and the collection of thallophytes, 16,420 specimens, making in all about 222,420 specimens. It also has received considerable collections of wood wedges, thin veneers of woods mounted as transparencies, and the set, so far as issued, of Prof. Nördlinger's sections. The scientific papers published in the report comprise a study of the Venation of Willows, by Dr. N. M. Glatfelter; Material for a Monograph on the Tan Woods, by J. Christian Bay; The Sugar Maples, with a winter synopsis of all North American Maples, by Dr. Trelease; Notes on a List of Plants collected in Southeastern Missouri, by B. F. Bush: and some papers of a more special and technical character by Dr. Trelease and J. C. Whitten.
A posthumous work by M. A. de Quatrefages, entitled Les Émules de Darwin (the Rivals of Darwin), is published by Félix Alcan, Paris, in two volumes. In it the learned author, after examining the work of Darwin and his French predecessors, passes in review the conceptions of those who were his rivals—or perhaps we might better say his co-workers—in bringing the new doctrines to the attention of naturalists, or in trying to perfect the doctrine of the master. These émules are Alfred Russel Wallace, M. Naudin, Mr. Romanes, Carl Vogt, Felippi, Haeckel, Huxley, Owen, Mivart, Gubler and Koelliker, D'Omalius d'Halloy, and Erasmus Darwin, of whose work full reviews and as "impartial as possible" are given. From this examination the author receives but one impression—that of our impotence to resolve the great problem which so many eminent men have attacked in vain. This review is preceded by a preface by M. Edmond Perrier, in which the work of Quatrefages is summarized at length, and by a eulogy or address on his life and labors, delivered by M. E. T. Hamy at the opening of the course in anthropology of the Museum of Natural History, Paris, in May, 1892. These biographical notices occupy about half of the first volume.
The Annual Report of the United States National Museum for the year ending June 30, 1802, gives the number of specimens in the collections as at that time 3,223,941, showing that in ten years from what was practically the date of occupancy of the museum building the collections had increased sixteen fold. The institution is crowded for space, and will soon be compelled, unless it is relieved, to discourage rather than seek additions. It has already lost several large and important collections on this account. Besides the reports of the assistant secretary in charge. Dr. G. Brown Goode, and of the curators of the several departments, the volume contains papers on Japanese Woodcutting and Woodcut Printing, by T. Tokuno; the Relation of Biology to Geological Investigation, by Charles A. White; Scientific Taxidermy for Museums, by Dr. R. W. Shufeldt; The Shofar, by Cyrus Adler; The Crump Burial Cave, by Frank Burns; Minute Stone Implements from India, by Thomas Wilson; and Comparative Oölogy of North American Birds, by Dr. Shufeldt, with a bibliography and list of accessions.
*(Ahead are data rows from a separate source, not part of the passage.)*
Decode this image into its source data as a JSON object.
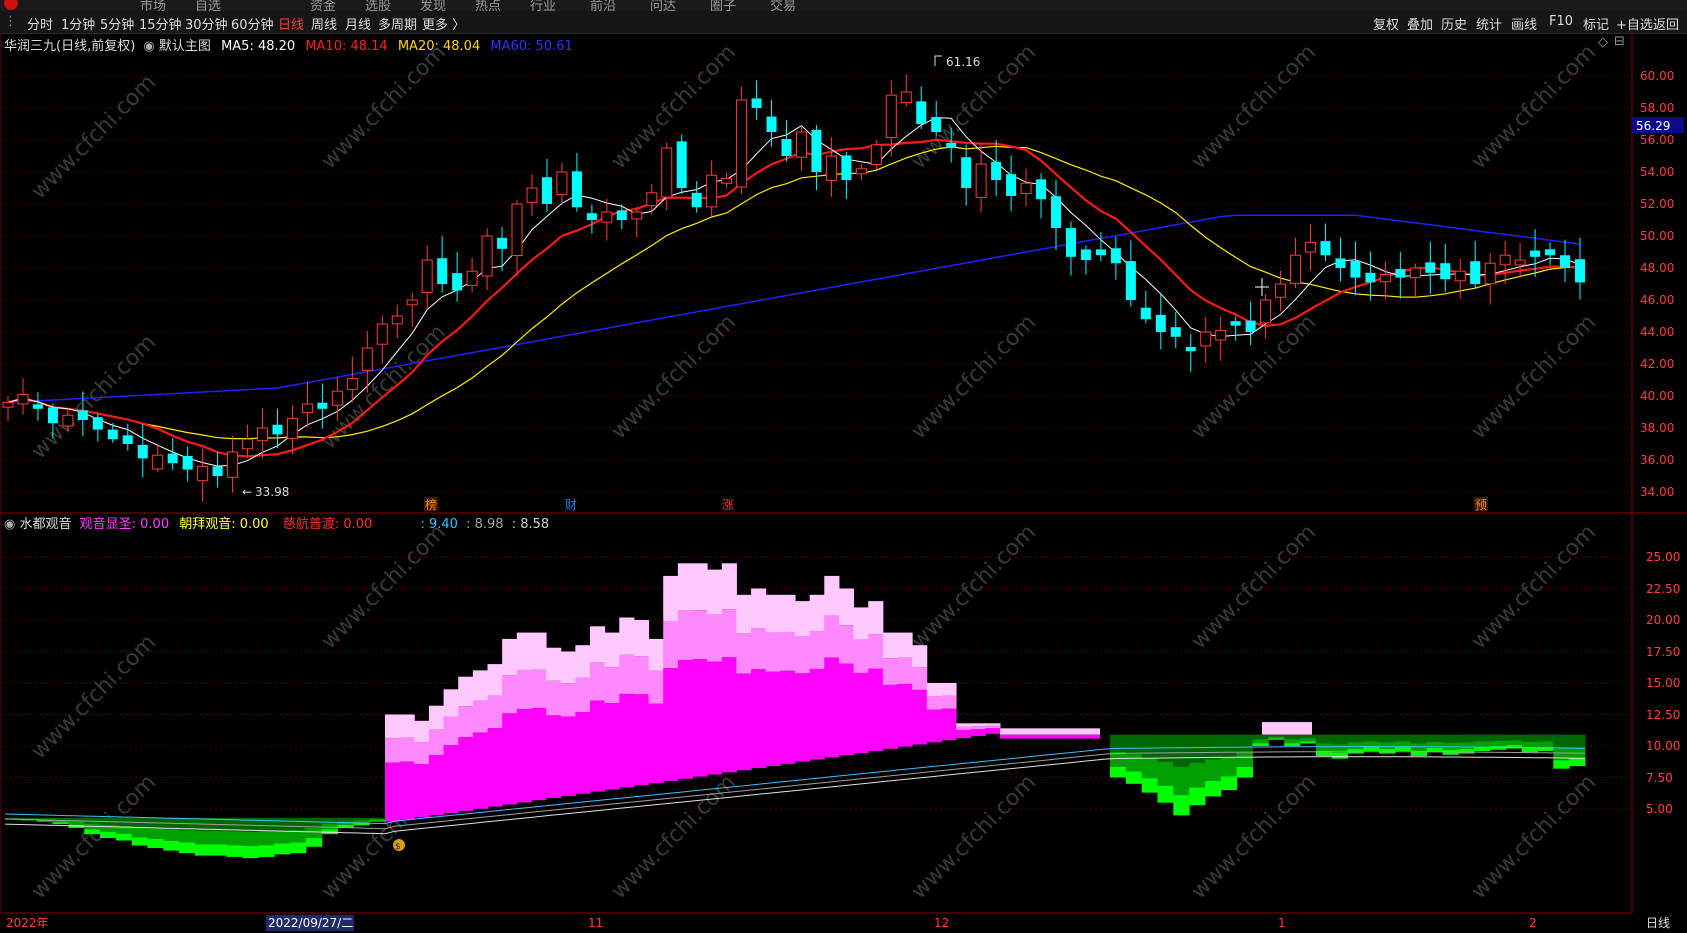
{
  "topbar": {
    "items": [
      "市场",
      "自选",
      "资金",
      "选股",
      "发现",
      "热点",
      "行业",
      "前沿",
      "问达",
      "圈子",
      "交易"
    ]
  },
  "toolbar": {
    "left": [
      "分时",
      "1分钟",
      "5分钟",
      "15分钟",
      "30分钟",
      "60分钟",
      "日线",
      "周线",
      "月线",
      "多周期",
      "更多 〉"
    ],
    "active_index": 6,
    "right": [
      "复权",
      "叠加",
      "历史",
      "统计",
      "画线",
      "F10",
      "标记",
      "+自选",
      "返回"
    ]
  },
  "main_chart": {
    "stock": "华润三九(日线,前复权)",
    "template": "默认主图",
    "ma": [
      {
        "label": "MA5: 48.20",
        "color": "#ffffff"
      },
      {
        "label": "MA10: 48.14",
        "color": "#ff2020"
      },
      {
        "label": "MA20: 48.04",
        "color": "#ffd700"
      },
      {
        "label": "MA60: 50.61",
        "color": "#2a2aff"
      }
    ],
    "y_ticks": [
      "60.00",
      "58.00",
      "56.00",
      "54.00",
      "52.00",
      "50.00",
      "48.00",
      "46.00",
      "44.00",
      "42.00",
      "40.00",
      "38.00",
      "36.00",
      "34.00"
    ],
    "price_tag": "56.29",
    "high_label": "61.16",
    "low_label": "33.98",
    "event_markers": [
      "榜",
      "财",
      "涨",
      "预"
    ]
  },
  "indicator": {
    "name": "水都观音",
    "params": [
      {
        "label": "观音显圣: 0.00",
        "color": "#ff40ff"
      },
      {
        "label": "朝拜观音: 0.00",
        "color": "#ffff40"
      },
      {
        "label": "慈航普渡: 0.00",
        "color": "#ff3030"
      },
      {
        "label": ": 9.40",
        "color": "#40c0ff"
      },
      {
        "label": ": 8.98",
        "color": "#a0a0a0"
      },
      {
        "label": ": 8.58",
        "color": "#d0d0d0"
      }
    ],
    "y_ticks": [
      "25.00",
      "22.50",
      "20.00",
      "17.50",
      "15.00",
      "12.50",
      "10.00",
      "7.50",
      "5.00"
    ]
  },
  "date_axis": {
    "labels": [
      "2022年",
      "2022/09/27/二",
      "11",
      "12",
      "1",
      "2"
    ],
    "period": "日线"
  },
  "watermark": "www.cfchi.com",
  "colors": {
    "up": "#ff3b3b",
    "down": "#00ffff",
    "ma5": "#ffffff",
    "ma10": "#ff1a1a",
    "ma20": "#ffee00",
    "ma60": "#2020ff",
    "pink": "#ff00ff",
    "green": "#00cc00"
  }
}
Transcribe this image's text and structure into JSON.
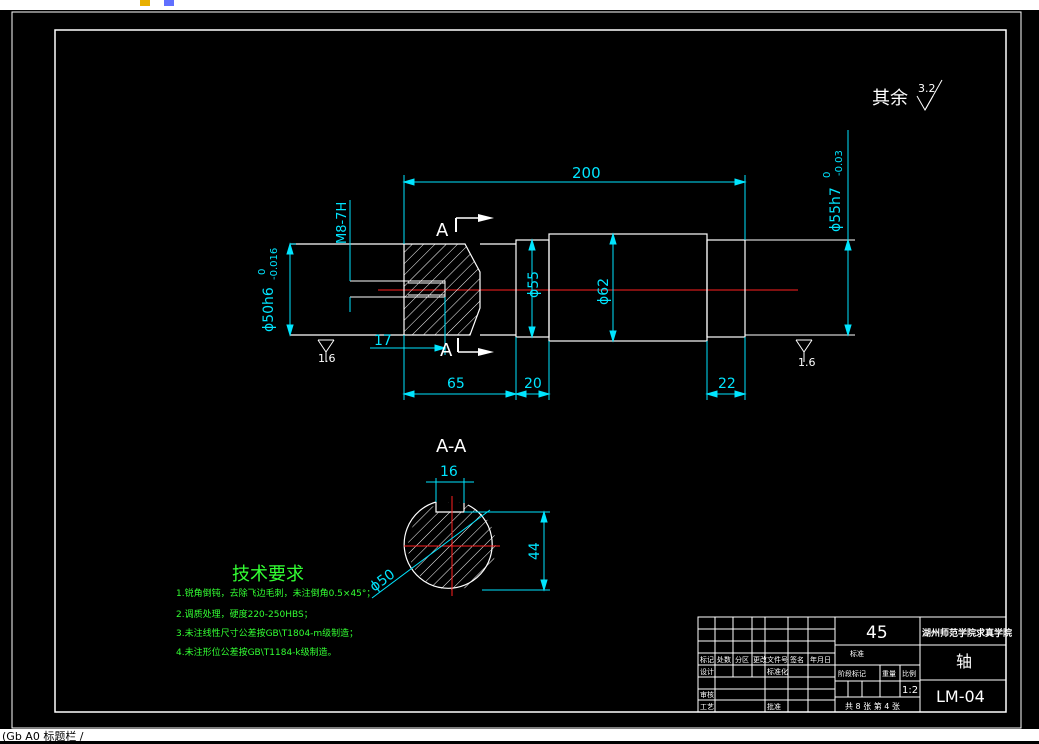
{
  "status_bar": {
    "text": "(Gb A0 标题栏 /"
  },
  "drawing": {
    "roughness_note": {
      "label": "其余",
      "value": "3.2"
    },
    "section_label_top": "A",
    "section_label_bottom": "A",
    "section_title": "A-A",
    "dimensions": {
      "overall_length": "200",
      "thread": "M8-7H",
      "left_diameter": "ϕ50h6",
      "left_tol_upper": "0",
      "left_tol_lower": "-0.016",
      "right_diameter": "ϕ55h7",
      "right_tol_upper": "0",
      "right_tol_lower": "-0.03",
      "d55": "ϕ55",
      "d62": "ϕ62",
      "hole_depth": "17",
      "len_65": "65",
      "len_20": "20",
      "len_22": "22",
      "rough_left": "1.6",
      "rough_right": "1.6",
      "key_width": "16",
      "key_depth": "44",
      "section_diameter": "ϕ50"
    },
    "tech_requirements": {
      "title": "技术要求",
      "items": [
        "1.锐角倒钝，去除飞边毛刺，未注倒角0.5×45°；",
        "2.调质处理，硬度220-250HBS；",
        "3.未注线性尺寸公差按GB\\T1804-m级制造；",
        "4.未注形位公差按GB\\T1184-k级制造。"
      ]
    },
    "title_block": {
      "material": "45",
      "institution": "湖州师范学院求真学院",
      "part_name": "轴",
      "drawing_no": "LM-04",
      "scale": "1:2",
      "sheets": "共 8 张  第 4 张",
      "label_mark": "标记",
      "label_count": "处数",
      "label_zone": "分区",
      "label_doc": "更改文件号",
      "label_sign": "签名",
      "label_date": "年月日",
      "label_design": "设计",
      "label_std": "标准化",
      "label_review": "审核",
      "label_process": "工艺",
      "label_approve": "批准",
      "label_stage": "阶段标记",
      "label_weight": "重量",
      "label_ratio": "比例",
      "label_material_mark": "标准"
    },
    "colors": {
      "outline": "#ffffff",
      "dimension": "#00e5ff",
      "text_green": "#33ff33",
      "centerline": "#ff2020",
      "dark_bg": "#000000"
    }
  }
}
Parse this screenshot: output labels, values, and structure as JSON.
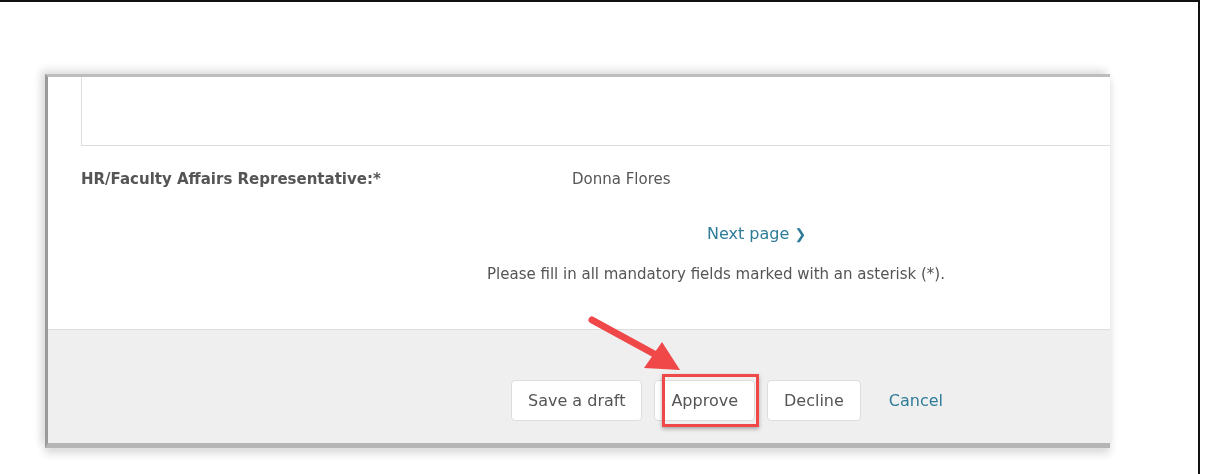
{
  "field": {
    "label": "HR/Faculty Affairs Representative:*",
    "value": "Donna Flores"
  },
  "next_page": {
    "label": "Next page",
    "icon": "❯"
  },
  "notice": "Please fill in all mandatory fields marked with an asterisk (*).",
  "actions": [
    {
      "label": "Save a draft",
      "kind": "button",
      "highlighted": false
    },
    {
      "label": "Approve",
      "kind": "button",
      "highlighted": true
    },
    {
      "label": "Decline",
      "kind": "button",
      "highlighted": false
    },
    {
      "label": "Cancel",
      "kind": "link",
      "highlighted": false
    }
  ]
}
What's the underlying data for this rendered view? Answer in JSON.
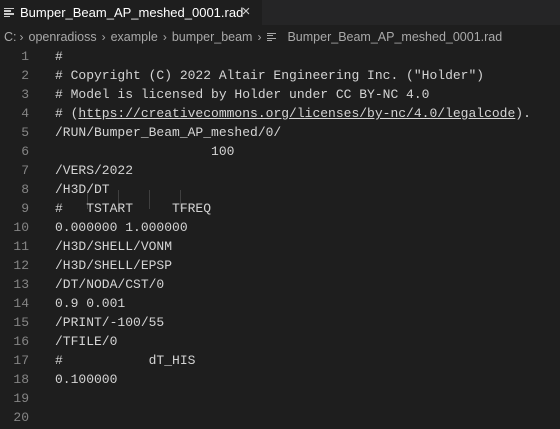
{
  "tab": {
    "title": "Bumper_Beam_AP_meshed_0001.rad",
    "close_glyph": "×",
    "icon": "lines-file-icon"
  },
  "breadcrumb": {
    "items": [
      "C:",
      "openradioss",
      "example",
      "bumper_beam"
    ],
    "file": "Bumper_Beam_AP_meshed_0001.rad",
    "separator": "›"
  },
  "editor": {
    "lines": [
      {
        "n": "1",
        "text": "#"
      },
      {
        "n": "2",
        "text": "# Copyright (C) 2022 Altair Engineering Inc. (\"Holder\")"
      },
      {
        "n": "3",
        "text": "# Model is licensed by Holder under CC BY-NC 4.0"
      },
      {
        "n": "4",
        "pre": "# (",
        "link": "https://creativecommons.org/licenses/by-nc/4.0/legalcode",
        "post": ")."
      },
      {
        "n": "5",
        "text": "/RUN/Bumper_Beam_AP_meshed/0/"
      },
      {
        "n": "6",
        "text": "                    100"
      },
      {
        "n": "7",
        "text": "/VERS/2022"
      },
      {
        "n": "8",
        "text": "/H3D/DT"
      },
      {
        "n": "9",
        "text": "#   TSTART     TFREQ"
      },
      {
        "n": "10",
        "text": "0.000000 1.000000"
      },
      {
        "n": "11",
        "text": "/H3D/SHELL/VONM"
      },
      {
        "n": "12",
        "text": "/H3D/SHELL/EPSP"
      },
      {
        "n": "13",
        "text": "/DT/NODA/CST/0"
      },
      {
        "n": "14",
        "text": "0.9 0.001"
      },
      {
        "n": "15",
        "text": "/PRINT/-100/55"
      },
      {
        "n": "16",
        "text": "/TFILE/0"
      },
      {
        "n": "17",
        "text": "#           dT_HIS"
      },
      {
        "n": "18",
        "text": "0.100000"
      },
      {
        "n": "19",
        "text": ""
      },
      {
        "n": "20",
        "text": ""
      }
    ]
  }
}
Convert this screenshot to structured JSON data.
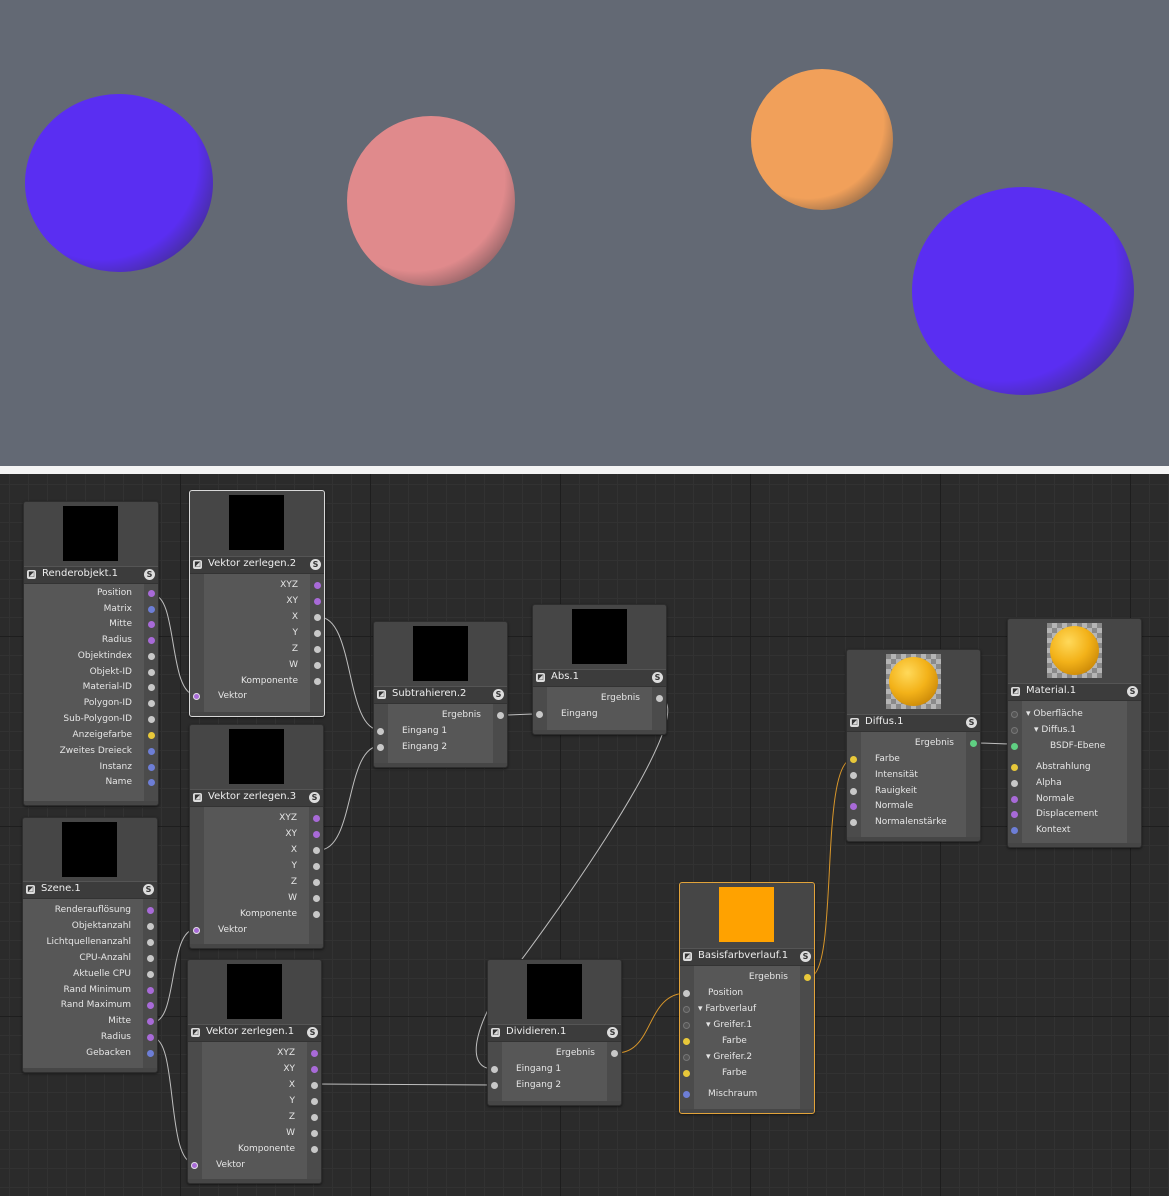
{
  "viewport": {
    "spheres": [
      {
        "name": "sphere-1",
        "color": "#5a2ef2"
      },
      {
        "name": "sphere-2",
        "color": "#e08a8c"
      },
      {
        "name": "sphere-3",
        "color": "#f1a05a"
      },
      {
        "name": "sphere-4",
        "color": "#5a2ef2"
      }
    ]
  },
  "colors": {
    "port_purple": "#a86ad8",
    "port_blue": "#6d7ed6",
    "port_white": "#c8c8c8",
    "port_yellow": "#e8c83a",
    "port_green": "#5fcf82",
    "wire": "#bfbfbf",
    "wire_orange": "#d8962a",
    "gradient_preview": "#ffa200"
  },
  "nodes": {
    "renderobjekt": {
      "title": "Renderobjekt.1",
      "ports": [
        "Position",
        "Matrix",
        "Mitte",
        "Radius",
        "Objektindex",
        "Objekt-ID",
        "Material-ID",
        "Polygon-ID",
        "Sub-Polygon-ID",
        "Anzeigefarbe",
        "Zweites Dreieck",
        "Instanz",
        "Name"
      ]
    },
    "szene": {
      "title": "Szene.1",
      "ports": [
        "Renderauflösung",
        "Objektanzahl",
        "Lichtquellenanzahl",
        "CPU-Anzahl",
        "Aktuelle CPU",
        "Rand Minimum",
        "Rand Maximum",
        "Mitte",
        "Radius",
        "Gebacken"
      ]
    },
    "vz2": {
      "title": "Vektor zerlegen.2",
      "outputs": [
        "XYZ",
        "XY",
        "X",
        "Y",
        "Z",
        "W",
        "Komponente"
      ],
      "input": "Vektor"
    },
    "vz3": {
      "title": "Vektor zerlegen.3",
      "outputs": [
        "XYZ",
        "XY",
        "X",
        "Y",
        "Z",
        "W",
        "Komponente"
      ],
      "input": "Vektor"
    },
    "vz1": {
      "title": "Vektor zerlegen.1",
      "outputs": [
        "XYZ",
        "XY",
        "X",
        "Y",
        "Z",
        "W",
        "Komponente"
      ],
      "input": "Vektor"
    },
    "subtrahieren": {
      "title": "Subtrahieren.2",
      "output": "Ergebnis",
      "inputs": [
        "Eingang 1",
        "Eingang 2"
      ]
    },
    "abs": {
      "title": "Abs.1",
      "output": "Ergebnis",
      "input": "Eingang"
    },
    "dividieren": {
      "title": "Dividieren.1",
      "output": "Ergebnis",
      "inputs": [
        "Eingang 1",
        "Eingang 2"
      ]
    },
    "basisfarbverlauf": {
      "title": "Basisfarbverlauf.1",
      "output": "Ergebnis",
      "inputs": [
        "Position",
        "Farbverlauf",
        "Greifer.1",
        "Farbe",
        "Greifer.2",
        "Farbe",
        "Mischraum"
      ]
    },
    "diffus": {
      "title": "Diffus.1",
      "output": "Ergebnis",
      "inputs": [
        "Farbe",
        "Intensität",
        "Rauigkeit",
        "Normale",
        "Normalenstärke"
      ]
    },
    "material": {
      "title": "Material.1",
      "tree": [
        "Oberfläche",
        "Diffus.1",
        "BSDF-Ebene"
      ],
      "inputs": [
        "Abstrahlung",
        "Alpha",
        "Normale",
        "Displacement",
        "Kontext"
      ]
    }
  }
}
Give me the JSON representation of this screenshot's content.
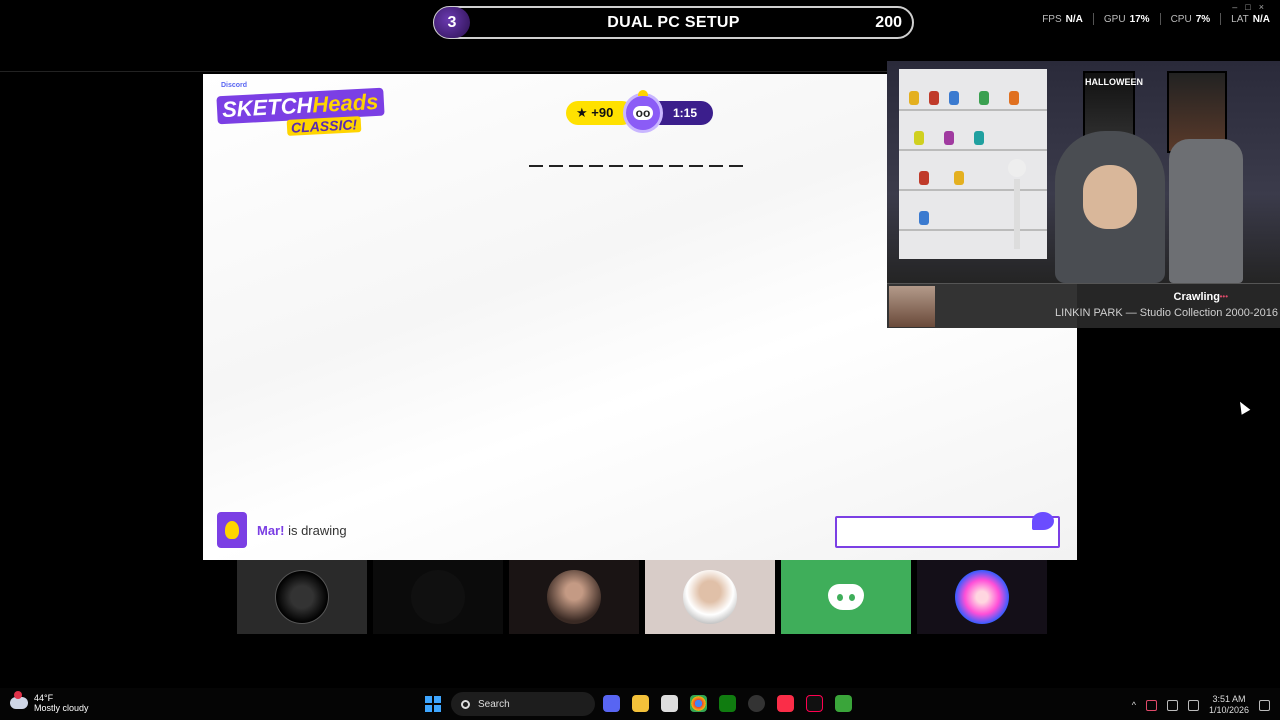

In A Study of Certain Figures in a Maya Codex, Mr. J. Walter Fewkes takes up a peculiar figure in the Codex Cartesianus, which is known as that of the "long-nosed god," and inquires into its meaning. A relationship is traced with the rain god, and certain features in the arrangement of the figures are supposed to represent the four world-quarter symbols.
The students of Leland Stanford Junior University should have a thoroughly intelligent appreciation of the functions of law and development in Nature if they properly digest the course of lectures on Factors in Organic Evolution given by President Jordan with the assistance of some of the other professors. This we can infer from the syllabus, which comes to us as a volume of one hundred and forty-nine pages printed on one side of the paper, and gives the subheads treated in each of the fifty-eight lectures. The scope of the course may be gathered from the following subjects of some of the lectures: The Unrolling of the Universe; Heredity: the Great Conservative Force in Evolution; The Meaning of Sex; Ontogeny and Phylogeny; The Origin of the Eye; Law of Self-activity; Evolution of Plants; The Way out of Pessimism; The Fool-killer and his Mission; The Evolution of the Idea of God; and The Evolution of the Common Man. A list of books recommended for reading is added.
The eleventh volume of the Bulletin of the United States Fish Commission for 1891 contains papers on A Reconnaissance of the